As soon as I heard the title of this production, my imagination raced with the possibilities and potential of how great a film with that name could be.
The reality, however, turned out to be a movie that was less thrilling to a lot of critics than the title might imply. When I revisited it recently, I saw a film whose ‘B’ movie narrative was composed of a lot of western tropes juxtapositioned with a lot of science fiction tropes. In fact, it was wall-to-wall tropes everywhere I looked. Cowboys & Aliens is not the first time I have seen a film that seemed as if it was patched together entirely out of well-used tropes or cliches, and that doesn’t necessarily doom it to be a terrible film. After all, what are cliches? They are classic caricatures or situations that are well-worn for a reason; they are well-used because they work, and it’s up to the writers, actors, and or director to make them feel fresh, and not used up and stale.
I contend that Cowboys & Aliens succeed in doing this. I found the film, for the most part, to be a pleasant ride that coasts along at a good pace on, what is admittedly, sometimes a bumpy ride. I’m not saying its perfect, but few genre films are. What I am saying is, for the most part, this is an enjoyable, entertaining film.
Cowboys & Aliens is a 2011 American science fiction/western film directed by Jon Favreau and starring Daniel Craig, Harrison Ford, Clancy Brown, Olivia Wilde, Keith Carradine and more. Based on the 2006 graphic novel of the same name created by Scott Mitchell Rosenberg. The plot revolves around an amnesiac outlaw (Craig), a wealthy cattleman (Ford), and a mysterious traveler (Wilde) who must ally to save a group of townspeople abducted by aliens.
The film mostly succeeds in pulling off its goal of being an entertaining, action-packed adventure/mystery with some unique, memorable moments such as Craig’s ‘showdown’ with the alien airship. In fact, Craig as the super macho amnesiac Jake Lonergan is instrumental in making this film as enjoyable as it is, as well as Harrison Ford’s turn as the wealthy landowner that has been a staple of westerns pretty much since they began. There’s nothing extraordinary about Ford’s portrayal, but it doesn’t stink out loud.
Olivia Wilde for her part fills the role of the mysterious, sexy, strong, and brave female/damsel in distress, who also has a secret that turns out to be the movie’s big plot twist.
The film also boasts other western tropes, (in for a penny, in for a pound seems to be the thinking here) and also includes the requisite pissed off Apache Native Americans, and even a Mexican bandit or two after all, what’s a western without them?

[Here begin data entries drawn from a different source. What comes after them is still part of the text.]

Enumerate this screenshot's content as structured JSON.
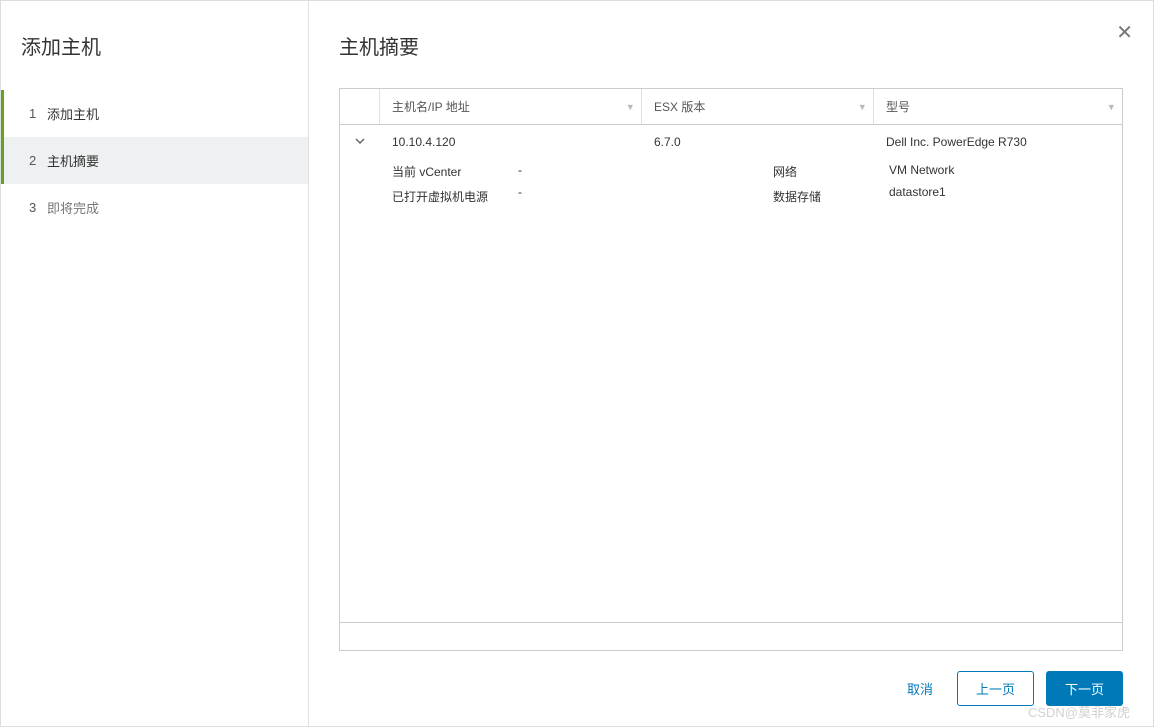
{
  "sidebar": {
    "title": "添加主机",
    "steps": [
      {
        "num": "1",
        "label": "添加主机"
      },
      {
        "num": "2",
        "label": "主机摘要"
      },
      {
        "num": "3",
        "label": "即将完成"
      }
    ]
  },
  "main": {
    "title": "主机摘要"
  },
  "table": {
    "columns": {
      "host": "主机名/IP 地址",
      "esx": "ESX 版本",
      "model": "型号"
    },
    "row": {
      "host": "10.10.4.120",
      "esx": "6.7.0",
      "model": "Dell Inc. PowerEdge R730"
    },
    "detail": {
      "vcenter_label": "当前 vCenter",
      "vcenter_value": "-",
      "poweredvm_label": "已打开虚拟机电源",
      "poweredvm_value": "-",
      "network_label": "网络",
      "network_value": "VM Network",
      "datastore_label": "数据存储",
      "datastore_value": "datastore1"
    }
  },
  "actions": {
    "cancel": "取消",
    "back": "上一页",
    "next": "下一页"
  },
  "watermark": "CSDN@莫非家虎"
}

Beyond that, all the parts are in place, and production quality is excellent across the board. The aliens are suitably creepy and formidable, and their technology is suitably futuristic and alien with interesting takes on the ships they fly and the damage they can inflict when they choose to use it. The special effects are above standard for this sort of film.
Cowboys & Aliens does an excellent job at bringing it source material to the screen, and even though it becomes apparent at times its based on an average comic book that could have been better, it’s still an enjoyable film. Maybe its time to watch it again.